Episode 17— October 19th, 2020

How and Why to Build a Cube

In a deviation from our regularly scheduled programming, this episode is specifically catered to new cube designers or players that are interested in building a cube but don’t know how to get started. Even if you’re a seasoned cube designer, we hope this conversation helps you be more conscious of how you frame the format to others.

An outline of our suggestions:

  • Most importantly, just do it! Don’t overthink your first cube. Magic is fun and draft is self-correcting.
  • Cube is a great format for a wide variety of players, whether you just like drafting and want to be able to do it more often and without cracking packs, or you just love game design and worldbuilding and are happy designing a cube even if you almost never get to draft it in a full pod.
  • We propose a very rough framework for a 360 card cube, for those who thrive on structure, but encourage you to throw it aside as soon as it doesn’t serve your goals.
  • Don’t concern yourself with aesthetic details of your cube, like having the same number of cards in each color or guild, or including full cycles of cards, or having an even number of fixing lands. Even substantial inequalities here have very little impact on a draft.
  • Think about the process of cube design as a mutual exploration with your players rather than a polished, perfected design challenge that you, as the designer, are responsible for understanding in its entirety.
  • Be aware that your experience playing retail limited is influenced by all the complicated and sometimes conflicting priorities that Wizards of the Coast has to juggle when designing a set. Often times, what you’re used to from retail limited is not a good precedent for your own cube. For example, most cubes are better off including more fixing and a lower curve than a retail set, regardless of your desired gameplay.

Discussed in this episode:

You can find the hosts’ primary Cubes on Cube Cobra:

No pack 1, pick 1 this week on account of the special format, but if you want us to do a pack 1, pick 1 from your cube on air send a link to your cube, your name, and pronouns to [email protected].

Musical production by DJ James Nasty.

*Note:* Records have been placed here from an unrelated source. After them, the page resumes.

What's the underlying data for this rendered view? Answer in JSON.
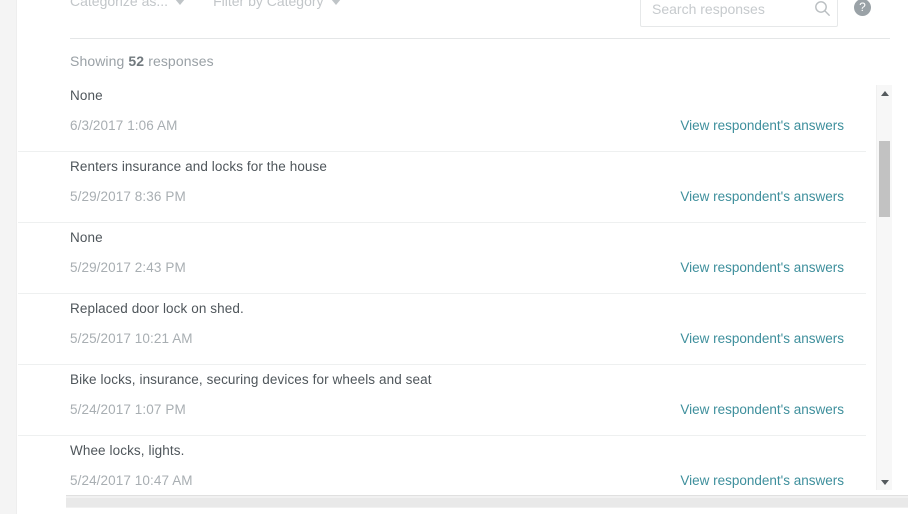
{
  "toolbar": {
    "categorize_label": "Categorize as...",
    "filter_label": "Filter by Category",
    "search_placeholder": "Search responses",
    "search_value": "",
    "search_icon": "search-icon",
    "help_icon": "?"
  },
  "results": {
    "showing_prefix": "Showing",
    "count": "52",
    "showing_suffix": "responses",
    "link_label": "View respondent's answers",
    "rows": [
      {
        "text": "None",
        "date": "6/3/2017 1:06 AM",
        "link": "View respondent's answers"
      },
      {
        "text": "Renters insurance and locks for the house",
        "date": "5/29/2017 8:36 PM",
        "link": "View respondent's answers"
      },
      {
        "text": "None",
        "date": "5/29/2017 2:43 PM",
        "link": "View respondent's answers"
      },
      {
        "text": "Replaced door lock on shed.",
        "date": "5/25/2017 10:21 AM",
        "link": "View respondent's answers"
      },
      {
        "text": "Bike locks, insurance, securing devices for wheels and seat",
        "date": "5/24/2017 1:07 PM",
        "link": "View respondent's answers"
      },
      {
        "text": "Whee locks, lights.",
        "date": "5/24/2017 10:47 AM",
        "link": "View respondent's answers"
      }
    ]
  },
  "colors": {
    "link": "#3e8f9c",
    "body_text": "#4f565b",
    "muted_text": "#a8aeb2",
    "divider": "#eef0f0",
    "scroll_thumb": "#c2c2c2"
  }
}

Lucky Paper Newsletter

Our infrequent, text-only newsletter is a friendly way to stay up-to-date with what we’re doing at Lucky Paper. See past newsletters

Hedron Alignment — Craig J Spearing